Looking at the github repository, you can see that Qdrant is built in Rust. Other offerings may be written in C++, Go, Java or even Python. So why does Qdrant chose Rust? Our founder Andrey had built the first prototype in C++, but didn’t trust his command of the language to scale to a production system (to be frank, he likened it to cutting his leg off). He was well versed in Java and Scala and also knew some Python. However, he considered neither a good fit:
Java is also more than 30 years old now. With a throughput-optimized VM it can often at least play in the same ball park as native services, and the tooling is phenomenal. Also portability is surprisingly good, although the GC is not suited for low-memory applications and will generally take good amount of RAM to deliver good performance. That said, the focus on throughput led to the dreaded GC pauses that cause latency spikes. Also the fat runtime incurs high start-up delays, which need to be worked around.

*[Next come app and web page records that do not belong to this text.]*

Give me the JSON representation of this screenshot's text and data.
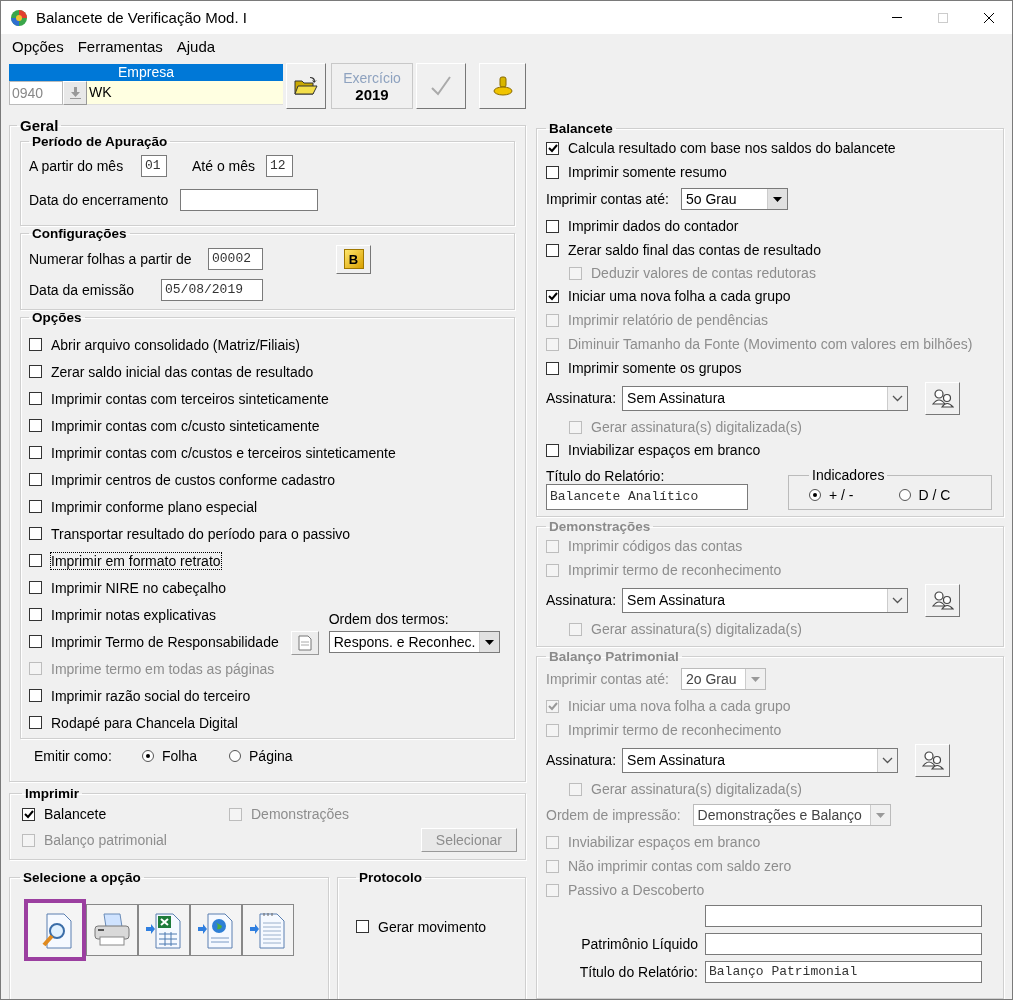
{
  "window": {
    "title": "Balancete de Verificação Mod. I"
  },
  "menu": [
    "Opções",
    "Ferramentas",
    "Ajuda"
  ],
  "toolbar": {
    "company_label": "Empresa",
    "company_code": "0940",
    "company_name": "WK",
    "year_label": "Exercício",
    "year": "2019"
  },
  "geral": {
    "title": "Geral",
    "periodo": {
      "title": "Período de Apuração",
      "from_label": "A partir do mês",
      "from_value": "01",
      "to_label": "Até o mês",
      "to_value": "12",
      "closing_label": "Data do encerramento"
    },
    "config": {
      "title": "Configurações",
      "pages_label": "Numerar folhas a partir de",
      "pages_value": "00002",
      "b_button": "B",
      "date_label": "Data da emissão",
      "date_value": "05/08/2019"
    },
    "opcoes": {
      "title": "Opções",
      "items": [
        {
          "kind": "checkbox",
          "label": "Abrir arquivo consolidado (Matriz/Filiais)",
          "checked": false,
          "disabled": false,
          "focused": false
        },
        {
          "kind": "checkbox",
          "label": "Zerar saldo inicial das contas de resultado",
          "checked": false,
          "disabled": false,
          "focused": false
        },
        {
          "kind": "checkbox",
          "label": "Imprimir contas com terceiros sinteticamente",
          "checked": false,
          "disabled": false,
          "focused": false
        },
        {
          "kind": "checkbox",
          "label": "Imprimir contas com c/custo sinteticamente",
          "checked": false,
          "disabled": false,
          "focused": false
        },
        {
          "kind": "checkbox",
          "label": "Imprimir contas com c/custos e terceiros sinteticamente",
          "checked": false,
          "disabled": false,
          "focused": false
        },
        {
          "kind": "checkbox",
          "label": "Imprimir centros de custos conforme cadastro",
          "checked": false,
          "disabled": false,
          "focused": false
        },
        {
          "kind": "checkbox",
          "label": "Imprimir conforme plano especial",
          "checked": false,
          "disabled": false,
          "focused": false
        },
        {
          "kind": "checkbox",
          "label": "Transportar resultado do período para o passivo",
          "checked": false,
          "disabled": false,
          "focused": false
        },
        {
          "kind": "checkbox",
          "label": "Imprimir em formato retrato",
          "checked": false,
          "disabled": false,
          "focused": true
        },
        {
          "kind": "checkbox",
          "label": "Imprimir NIRE no cabeçalho",
          "checked": false,
          "disabled": false,
          "focused": false
        },
        {
          "kind": "checkbox",
          "label": "Imprimir notas explicativas",
          "checked": false,
          "disabled": false,
          "focused": false
        },
        {
          "kind": "checkbox_terms",
          "label": "Imprimir Termo de Responsabilidade",
          "checked": false,
          "disabled": false,
          "focused": false,
          "order_label": "Ordem dos termos:",
          "order_value": "Respons. e Reconhec."
        },
        {
          "kind": "checkbox",
          "label": "Imprime termo em todas as páginas",
          "checked": false,
          "disabled": true,
          "focused": false
        },
        {
          "kind": "checkbox",
          "label": "Imprimir razão social do terceiro",
          "checked": false,
          "disabled": false,
          "focused": false
        },
        {
          "kind": "checkbox",
          "label": "Rodapé para Chancela Digital",
          "checked": false,
          "disabled": false,
          "focused": false
        }
      ]
    },
    "emitir": {
      "label": "Emitir como:",
      "options": [
        {
          "label": "Folha",
          "selected": true
        },
        {
          "label": "Página",
          "selected": false
        }
      ]
    }
  },
  "imprimir": {
    "title": "Imprimir",
    "items": [
      {
        "label": "Balancete",
        "checked": true,
        "disabled": false
      },
      {
        "label": "Demonstrações",
        "checked": false,
        "disabled": true
      },
      {
        "label": "Balanço patrimonial",
        "checked": false,
        "disabled": true
      }
    ],
    "button": {
      "label": "Selecionar",
      "disabled": true
    }
  },
  "selecione": {
    "title": "Selecione a opção",
    "buttons": [
      {
        "kind": "preview",
        "selected": true
      },
      {
        "kind": "print",
        "selected": false
      },
      {
        "kind": "spreadsheet",
        "selected": false
      },
      {
        "kind": "web",
        "selected": false
      },
      {
        "kind": "text",
        "selected": false
      }
    ]
  },
  "protocolo": {
    "title": "Protocolo",
    "item": {
      "label": "Gerar movimento",
      "checked": false,
      "disabled": false
    }
  },
  "balancete": {
    "title": "Balancete",
    "disabled": false,
    "items": [
      {
        "kind": "checkbox",
        "label": "Calcula resultado com base nos saldos do balancete",
        "checked": true,
        "disabled": false
      },
      {
        "kind": "checkbox",
        "label": "Imprimir somente resumo",
        "checked": false,
        "disabled": false
      },
      {
        "kind": "select",
        "label": "Imprimir contas até:",
        "value": "5o Grau",
        "disabled": false
      },
      {
        "kind": "checkbox",
        "label": "Imprimir dados do contador",
        "checked": false,
        "disabled": false
      },
      {
        "kind": "checkbox",
        "label": "Zerar saldo final das contas de resultado",
        "checked": false,
        "disabled": false,
        "children": [
          {
            "kind": "checkbox",
            "label": "Deduzir valores de contas redutoras",
            "checked": false,
            "disabled": true
          }
        ]
      },
      {
        "kind": "checkbox",
        "label": "Iniciar uma nova folha a cada grupo",
        "checked": true,
        "disabled": false
      },
      {
        "kind": "checkbox",
        "label": "Imprimir relatório de pendências",
        "checked": false,
        "disabled": true
      },
      {
        "kind": "checkbox",
        "label": "Diminuir Tamanho da Fonte (Movimento com valores em bilhões)",
        "checked": false,
        "disabled": true
      },
      {
        "kind": "checkbox",
        "label": "Imprimir somente os grupos",
        "checked": false,
        "disabled": false
      },
      {
        "kind": "signature",
        "label": "Assinatura:",
        "value": "Sem Assinatura",
        "disabled": false,
        "children": [
          {
            "kind": "checkbox",
            "label": "Gerar assinatura(s) digitalizada(s)",
            "checked": false,
            "disabled": true
          }
        ]
      },
      {
        "kind": "checkbox",
        "label": "Inviabilizar espaços em branco",
        "checked": false,
        "disabled": false
      }
    ],
    "report_title": {
      "label": "Título do Relatório:",
      "value": "Balancete Analítico"
    },
    "indicators": {
      "title": "Indicadores",
      "options": [
        {
          "label": "+ / -",
          "selected": true
        },
        {
          "label": "D / C",
          "selected": false
        }
      ]
    }
  },
  "demonstracoes": {
    "title": "Demonstrações",
    "disabled": true,
    "items": [
      {
        "kind": "checkbox",
        "label": "Imprimir códigos das contas",
        "checked": false,
        "disabled": true
      },
      {
        "kind": "checkbox",
        "label": "Imprimir termo de reconhecimento",
        "checked": false,
        "disabled": true
      },
      {
        "kind": "signature",
        "label": "Assinatura:",
        "value": "Sem Assinatura",
        "disabled": false,
        "children": [
          {
            "kind": "checkbox",
            "label": "Gerar assinatura(s) digitalizada(s)",
            "checked": false,
            "disabled": true
          }
        ]
      }
    ]
  },
  "balanco": {
    "title": "Balanço Patrimonial",
    "disabled": true,
    "items": [
      {
        "kind": "select",
        "label": "Imprimir contas até:",
        "value": "2o Grau",
        "disabled": true
      },
      {
        "kind": "checkbox",
        "label": "Iniciar uma nova folha a cada grupo",
        "checked": true,
        "disabled": true
      },
      {
        "kind": "checkbox",
        "label": "Imprimir termo de reconhecimento",
        "checked": false,
        "disabled": true
      },
      {
        "kind": "signature",
        "label": "Assinatura:",
        "value": "Sem Assinatura",
        "disabled": false,
        "children": [
          {
            "kind": "checkbox",
            "label": "Gerar assinatura(s) digitalizada(s)",
            "checked": false,
            "disabled": true
          }
        ]
      },
      {
        "kind": "select",
        "label": "Ordem de impressão:",
        "value": "Demonstrações e Balanço",
        "disabled": true
      },
      {
        "kind": "checkbox",
        "label": "Inviabilizar espaços em branco",
        "checked": false,
        "disabled": true
      },
      {
        "kind": "checkbox",
        "label": "Não imprimir contas com saldo zero",
        "checked": false,
        "disabled": true
      },
      {
        "kind": "checkbox",
        "label": "Passivo a Descoberto",
        "checked": false,
        "disabled": true
      }
    ],
    "fields": [
      {
        "kind": "text_field"
      },
      {
        "kind": "text_field",
        "label": "Patrimônio Líquido"
      },
      {
        "kind": "text_field",
        "label": "Título do Relatório:",
        "value": "Balanço Patrimonial"
      }
    ]
  }
}
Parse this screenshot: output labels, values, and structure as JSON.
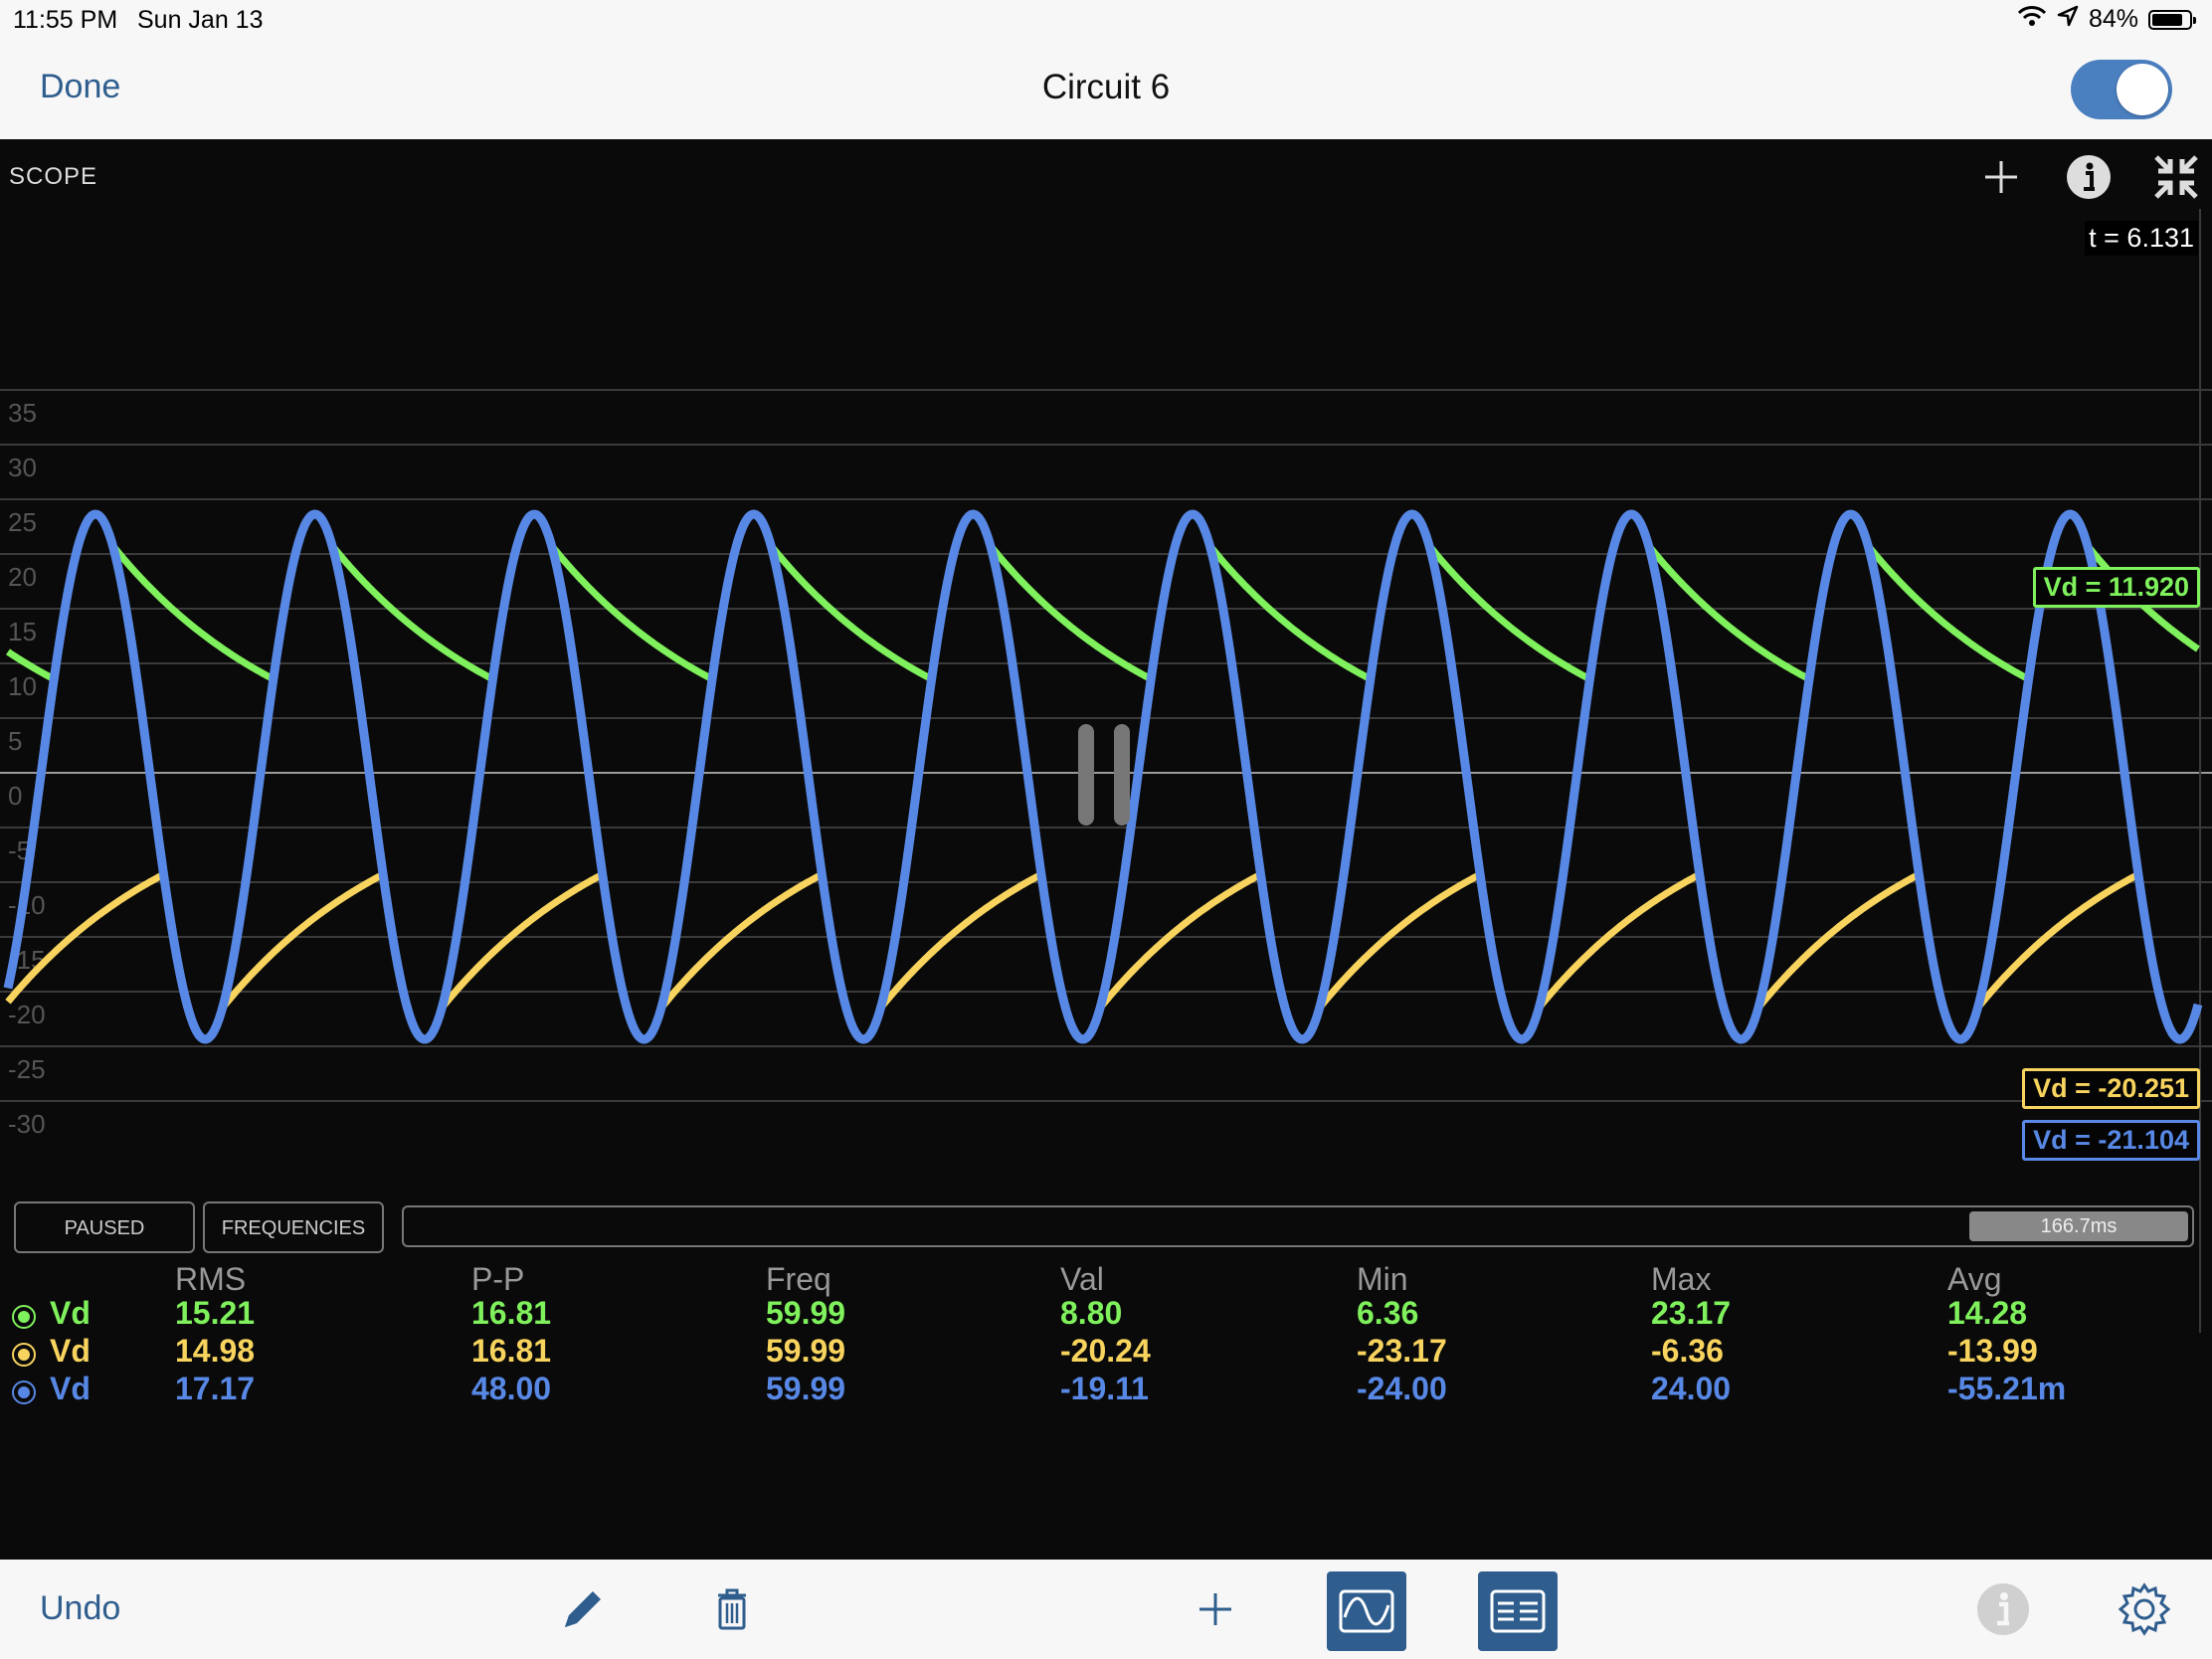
{
  "status_bar": {
    "time": "11:55 PM",
    "date": "Sun Jan 13",
    "battery": "84%",
    "battery_level": 0.84,
    "icons": [
      "wifi-icon",
      "location-icon",
      "battery-icon"
    ]
  },
  "nav": {
    "done_label": "Done",
    "title": "Circuit 6",
    "toggle_on": true
  },
  "scope": {
    "label": "SCOPE",
    "time_readout": "t = 6.131",
    "state": "paused",
    "markers": [
      {
        "text": "Vd = 11.920",
        "color": "#7ff15c"
      },
      {
        "text": "Vd = -20.251",
        "color": "#f8d45e"
      },
      {
        "text": "Vd = -21.104",
        "color": "#5888e5"
      }
    ],
    "icons": [
      "plus-icon",
      "info-icon",
      "collapse-icon"
    ]
  },
  "chart_data": {
    "type": "line",
    "ylim": [
      -35,
      35
    ],
    "y_ticks": [
      "35",
      "30",
      "25",
      "20",
      "15",
      "10",
      "5",
      "0",
      "-5",
      "-10",
      "-15",
      "-20",
      "-25",
      "-30"
    ],
    "frequency_hz": 59.99,
    "window_ms": 166.7,
    "series": [
      {
        "color": "#7ff15c",
        "kind": "rectifier-positive",
        "peak": 23.17,
        "min": 6.36
      },
      {
        "color": "#f8d45e",
        "kind": "rectifier-negative",
        "peak": -23.17,
        "max": -6.36
      },
      {
        "color": "#5888e5",
        "kind": "sine",
        "amplitude": 24.0,
        "min": -24.0
      }
    ]
  },
  "controls": {
    "paused_label": "PAUSED",
    "frequencies_label": "FREQUENCIES",
    "window_label": "166.7ms"
  },
  "stats": {
    "headers": [
      "RMS",
      "P-P",
      "Freq",
      "Val",
      "Min",
      "Max",
      "Avg"
    ],
    "rows": [
      {
        "name": "Vd",
        "color": "#7ff15c",
        "values": [
          "15.21",
          "16.81",
          "59.99",
          "8.80",
          "6.36",
          "23.17",
          "14.28"
        ]
      },
      {
        "name": "Vd",
        "color": "#f8d45e",
        "values": [
          "14.98",
          "16.81",
          "59.99",
          "-20.24",
          "-23.17",
          "-6.36",
          "-13.99"
        ]
      },
      {
        "name": "Vd",
        "color": "#5888e5",
        "values": [
          "17.17",
          "48.00",
          "59.99",
          "-19.11",
          "-24.00",
          "24.00",
          "-55.21m"
        ]
      }
    ]
  },
  "toolbar": {
    "undo_label": "Undo",
    "icons": [
      "pencil-icon",
      "trash-icon",
      "add-icon",
      "scope-icon",
      "table-icon",
      "info-icon",
      "settings-icon"
    ]
  }
}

Scala also builds on the JVM, although there is a native compiler, there was the question of compatibility. So Scala shared the limitations of Java, and although it has some nice high-level amenities (of which Java only recently copied a subset), it still doesn’t offer the same level of control over memory layout as, say, C++, so it is similarly disqualified.
Python, being just a bit younger than Java, is ubiquitous in ML projects, mostly owing to its tooling (notably jupyter notebooks), being easy to learn and integration in most ML stacks. It doesn’t have a traditional garbage collector, opting for ubiquitous reference counting instead, which somewhat helps memory consumption. With that said, unless you only use it as glue code over high-perf modules, you may find yourself waiting for results. Also getting complex python services to perform stably under load is a serious technical challenge.
Into the Unknown
So Andrey looked around at what younger languages would fit the challenge. After some searching, two contenders emerged: Go and Rust. Knowing neither, Andrey consulted the docs, and found hinself intrigued by Rust with its promise of Systems Programming without pervasive memory unsafety.
This early decision has been validated time and again. When first learning Rust, the compiler’s error messages are very helpful (and have only improved in the meantime). It’s easy to keep memory profile low when one doesn’t have to wrestle a garbage collector and has complete control over stack and heap. Apart from the much advertised memory safety, many footguns one can run into when writing C++ have been meticulously designed out. And it’s much easier to parallelize a task if one doesn’t have to fear data races.
With Qdrant written in Rust, we can offer cloud services that don’t keep us awake at night, thanks to Rust’s famed robustness. A current qdrant docker container comes in at just a bit over 50MB — try that for size. As for performance… have some benchmarks.
And we don’t have to compromise on ergonomics either, not for us nor for our users. Of course, there are downsides: Rust compile times are usually similar to C++’s, and though the learning curve has been considerably softened in the last years, it’s still no match for easy-entry languages like Python or Go. But learning it is a one-time cost. Contrast this with Go, where you may find the apparent simplicity is only skin-deep.
Smooth is Fast
The complexity of the type system pays large dividends in bugs that didn’t even make it to a commit. The ecosystem for web services is also already quite advanced, perhaps not at the same point as Java, but certainly matching or outcompeting Go.
Some people may think that the strict nature of Rust will slow down development, which is true only insofar as it won’t let you cut any corners. However, experience has conclusively shown that this is a net win. In fact, Rust lets us ride the wall, which makes us faster, not slower.
The job market for Rust programmers is certainly not as big as that for Java or Python programmers, but the language has finally reached the mainstream, and we don’t have any problems getting and retaining top talent. And being an open source project, when we get contributions, we don’t have to check for a wide variety of errors that Rust already rules out.
In Rust We Trust
Finally, the Rust community is a very friendly bunch, and we are delighted to be part of that. And we don’t seem to be alone. Most large IT companies (notably Amazon, Google, Huawei, Meta and Microsoft) have already started investing in Rust. It’s in the Windows font system already and in the process of coming to the Linux kernel (build support has already been included). In machine learning applications, Rust has been tried and proven by the likes of Aleph Alpha and Huggingface, among many others.
To sum up, choosing Rust was a lucky guess that has brought huge benefits to Qdrant. Rust continues to be our not-so-secret weapon.